Parents and teachers across Texas, please encourage your 4th and 7th grade students to do their part to help Save Texas History, and enter the essay contest to add their voices to the story of this great state. There is incredible value in the history and traditions of the communities that help shape these young Texans, and we can’t wait to read about it.
All entries should be postmarked by midnight, October 31, 2017. Additional details are included in the entry forms available online.
Sightreading the contemporary counterpoint between United States' traditions and current thought is a preoccupation of scholars in an "American studies' genre that includes social scientists, historians, and literary scholars. Their interpretations, listened to by scholars and a middle-class public alike, suggest patterns in relationships between history and values, between events and their meanings. In framing matters otherwise remote, opaque, and inchoate, many of these interpretations come to have long tenure as themselves ideologies. Such broad vision and critical works in the American studies genre are doubly interesting therefore: they tell students of cultures what some influential Americans see as being "culture," "structure," and "history," and they manufacture social thought before our very eyes.
My concern is with one detail of this interpretive process: the systems of meaning governing American cultural critics' apprehensions of the relationship between tradition and modernity. How do their understandings of the nature of that relationship influence the interpretations they produce? What kind of "opposition" do they posit? In ethnographically reading such works as a distinctive kind of Western cultural discourse built around a tradition/modernity distinction, I want to ask what the semantic and semiotic dimensions of a discourse might reveal beyond or about announced topics and methods. (Perin, 425)
About the Author
Constance Perin received her AB and AM in Anthropology from the University of Chicago, a master's degree in City and Regional Planning from the University of Pennsylvania, and her PhD in Cultural Anthropology from The American University. The author of three other books, since 1983 she has conducted most of her research at the Massachusetts Institute of Technology, where she is a Visiting Scholar in Anthropology.
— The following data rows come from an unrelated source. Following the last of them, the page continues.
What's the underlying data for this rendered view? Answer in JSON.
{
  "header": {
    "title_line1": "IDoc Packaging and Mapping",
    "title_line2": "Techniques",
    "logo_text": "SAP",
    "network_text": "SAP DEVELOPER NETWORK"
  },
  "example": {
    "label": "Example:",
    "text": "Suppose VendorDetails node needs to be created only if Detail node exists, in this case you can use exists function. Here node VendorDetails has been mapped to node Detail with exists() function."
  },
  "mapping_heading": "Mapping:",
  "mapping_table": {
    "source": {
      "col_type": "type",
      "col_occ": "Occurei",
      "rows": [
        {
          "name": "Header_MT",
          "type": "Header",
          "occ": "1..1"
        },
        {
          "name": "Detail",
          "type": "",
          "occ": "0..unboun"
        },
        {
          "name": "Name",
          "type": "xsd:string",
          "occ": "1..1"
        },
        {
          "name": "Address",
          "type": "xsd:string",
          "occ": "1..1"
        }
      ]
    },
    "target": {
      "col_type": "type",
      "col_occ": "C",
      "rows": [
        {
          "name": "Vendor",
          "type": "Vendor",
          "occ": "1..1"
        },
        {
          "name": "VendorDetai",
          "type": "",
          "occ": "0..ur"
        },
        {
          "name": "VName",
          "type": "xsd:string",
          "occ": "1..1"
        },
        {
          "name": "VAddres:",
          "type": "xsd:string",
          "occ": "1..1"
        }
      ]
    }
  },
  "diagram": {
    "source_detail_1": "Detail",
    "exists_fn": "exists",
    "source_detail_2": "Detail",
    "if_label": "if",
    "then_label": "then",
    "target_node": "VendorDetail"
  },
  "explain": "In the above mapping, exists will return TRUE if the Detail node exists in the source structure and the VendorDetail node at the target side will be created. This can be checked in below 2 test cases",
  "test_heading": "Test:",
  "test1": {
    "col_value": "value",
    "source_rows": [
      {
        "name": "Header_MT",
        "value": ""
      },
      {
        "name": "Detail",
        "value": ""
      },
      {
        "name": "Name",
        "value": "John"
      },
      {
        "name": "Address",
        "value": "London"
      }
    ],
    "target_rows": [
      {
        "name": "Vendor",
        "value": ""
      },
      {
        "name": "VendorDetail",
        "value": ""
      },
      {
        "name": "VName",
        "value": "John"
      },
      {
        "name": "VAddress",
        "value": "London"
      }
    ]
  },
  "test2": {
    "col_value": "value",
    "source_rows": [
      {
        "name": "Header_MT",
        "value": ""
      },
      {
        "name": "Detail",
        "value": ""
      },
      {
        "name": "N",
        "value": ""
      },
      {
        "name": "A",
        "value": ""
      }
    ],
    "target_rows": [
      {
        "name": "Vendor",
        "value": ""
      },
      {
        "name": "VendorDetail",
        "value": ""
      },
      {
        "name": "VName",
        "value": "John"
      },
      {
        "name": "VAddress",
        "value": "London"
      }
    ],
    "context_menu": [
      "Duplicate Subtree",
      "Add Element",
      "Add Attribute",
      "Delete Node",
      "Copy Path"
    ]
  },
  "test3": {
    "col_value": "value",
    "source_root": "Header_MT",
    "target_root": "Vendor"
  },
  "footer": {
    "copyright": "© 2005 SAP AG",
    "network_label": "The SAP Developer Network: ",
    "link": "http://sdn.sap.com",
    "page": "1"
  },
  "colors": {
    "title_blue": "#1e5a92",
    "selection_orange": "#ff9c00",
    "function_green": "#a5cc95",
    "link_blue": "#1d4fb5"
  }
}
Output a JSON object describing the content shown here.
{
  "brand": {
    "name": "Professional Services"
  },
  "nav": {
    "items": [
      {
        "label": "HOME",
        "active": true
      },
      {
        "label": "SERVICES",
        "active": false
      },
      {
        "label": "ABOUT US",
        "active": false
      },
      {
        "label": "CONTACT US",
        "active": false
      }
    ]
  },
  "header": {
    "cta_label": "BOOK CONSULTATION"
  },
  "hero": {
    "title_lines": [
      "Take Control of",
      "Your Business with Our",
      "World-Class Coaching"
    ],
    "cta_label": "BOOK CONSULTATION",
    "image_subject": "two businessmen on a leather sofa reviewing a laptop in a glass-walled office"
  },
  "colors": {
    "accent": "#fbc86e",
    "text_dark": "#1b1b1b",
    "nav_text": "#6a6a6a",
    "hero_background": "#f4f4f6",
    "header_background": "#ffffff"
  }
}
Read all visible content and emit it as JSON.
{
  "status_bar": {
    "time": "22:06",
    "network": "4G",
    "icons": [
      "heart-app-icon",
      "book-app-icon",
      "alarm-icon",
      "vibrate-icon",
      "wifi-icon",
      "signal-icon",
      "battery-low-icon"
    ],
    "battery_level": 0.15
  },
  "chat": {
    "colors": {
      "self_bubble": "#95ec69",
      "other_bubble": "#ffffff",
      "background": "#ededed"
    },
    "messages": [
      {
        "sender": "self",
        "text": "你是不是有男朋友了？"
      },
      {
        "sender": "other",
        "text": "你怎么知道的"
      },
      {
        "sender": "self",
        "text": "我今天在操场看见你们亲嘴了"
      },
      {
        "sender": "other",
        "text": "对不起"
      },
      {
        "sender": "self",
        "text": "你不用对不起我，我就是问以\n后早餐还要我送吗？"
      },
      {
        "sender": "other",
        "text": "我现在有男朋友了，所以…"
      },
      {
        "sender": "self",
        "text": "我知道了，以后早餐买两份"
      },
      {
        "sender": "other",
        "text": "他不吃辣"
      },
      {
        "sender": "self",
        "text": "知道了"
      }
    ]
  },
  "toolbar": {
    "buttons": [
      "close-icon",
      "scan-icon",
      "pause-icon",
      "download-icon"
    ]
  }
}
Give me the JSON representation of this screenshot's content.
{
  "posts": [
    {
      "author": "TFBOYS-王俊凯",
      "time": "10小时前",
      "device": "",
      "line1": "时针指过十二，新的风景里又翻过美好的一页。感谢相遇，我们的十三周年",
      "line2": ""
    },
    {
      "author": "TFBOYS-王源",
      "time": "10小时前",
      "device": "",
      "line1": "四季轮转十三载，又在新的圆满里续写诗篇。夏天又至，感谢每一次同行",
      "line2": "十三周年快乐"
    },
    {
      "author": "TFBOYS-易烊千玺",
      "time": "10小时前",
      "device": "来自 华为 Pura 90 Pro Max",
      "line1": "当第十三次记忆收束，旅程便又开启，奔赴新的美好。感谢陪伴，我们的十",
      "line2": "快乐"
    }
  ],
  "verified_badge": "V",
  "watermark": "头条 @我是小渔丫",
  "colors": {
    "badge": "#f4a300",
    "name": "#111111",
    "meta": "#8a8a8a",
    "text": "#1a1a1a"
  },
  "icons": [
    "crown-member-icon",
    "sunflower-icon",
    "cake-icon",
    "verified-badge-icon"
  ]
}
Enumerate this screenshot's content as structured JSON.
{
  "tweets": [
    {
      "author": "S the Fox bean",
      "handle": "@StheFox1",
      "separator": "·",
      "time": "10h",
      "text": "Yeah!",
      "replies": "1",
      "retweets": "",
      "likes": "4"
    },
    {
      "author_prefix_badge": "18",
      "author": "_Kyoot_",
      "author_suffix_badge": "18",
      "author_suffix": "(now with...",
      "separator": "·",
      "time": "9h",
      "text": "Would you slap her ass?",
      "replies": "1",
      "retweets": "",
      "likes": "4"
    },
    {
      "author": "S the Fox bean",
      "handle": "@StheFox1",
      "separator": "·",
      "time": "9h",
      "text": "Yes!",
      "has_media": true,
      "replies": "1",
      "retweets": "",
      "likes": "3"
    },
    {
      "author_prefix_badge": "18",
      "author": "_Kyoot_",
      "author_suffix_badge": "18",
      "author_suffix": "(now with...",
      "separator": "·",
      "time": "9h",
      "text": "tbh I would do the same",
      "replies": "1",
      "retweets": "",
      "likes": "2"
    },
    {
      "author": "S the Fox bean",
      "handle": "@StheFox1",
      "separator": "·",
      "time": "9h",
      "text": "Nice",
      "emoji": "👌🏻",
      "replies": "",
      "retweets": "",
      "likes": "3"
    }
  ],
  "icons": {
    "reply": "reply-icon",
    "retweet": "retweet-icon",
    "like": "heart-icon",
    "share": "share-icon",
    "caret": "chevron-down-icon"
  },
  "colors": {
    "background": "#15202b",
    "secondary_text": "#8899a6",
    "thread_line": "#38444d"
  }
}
Among her honors are a Guggenheim Fellowship, a two-year National Science Foundation research award, a research and writing award from the John D. and Catherine T. MacArthur Foundation, a Fulbright Fellowship, two residencies at the Rockefeller Foundation's Villa Serbelloni, and visiting appointments at other universities here and abroad.
"As a cultural anthropologist, I've specialized in the study of professional work, knowledge, and value systems and how their differences affect the ways specialists collaborate. Fellowships, grants, and colleagues' invitations to participate in research projects have made possible my career as an independent scholar. Most recently, the John D. and Catherine T. MacArthur Foundation’s Program in Global Security and Sustainability awarded me a grant for Research and Writing and the National Science Foundation earlier made a two-year individual award for field studies."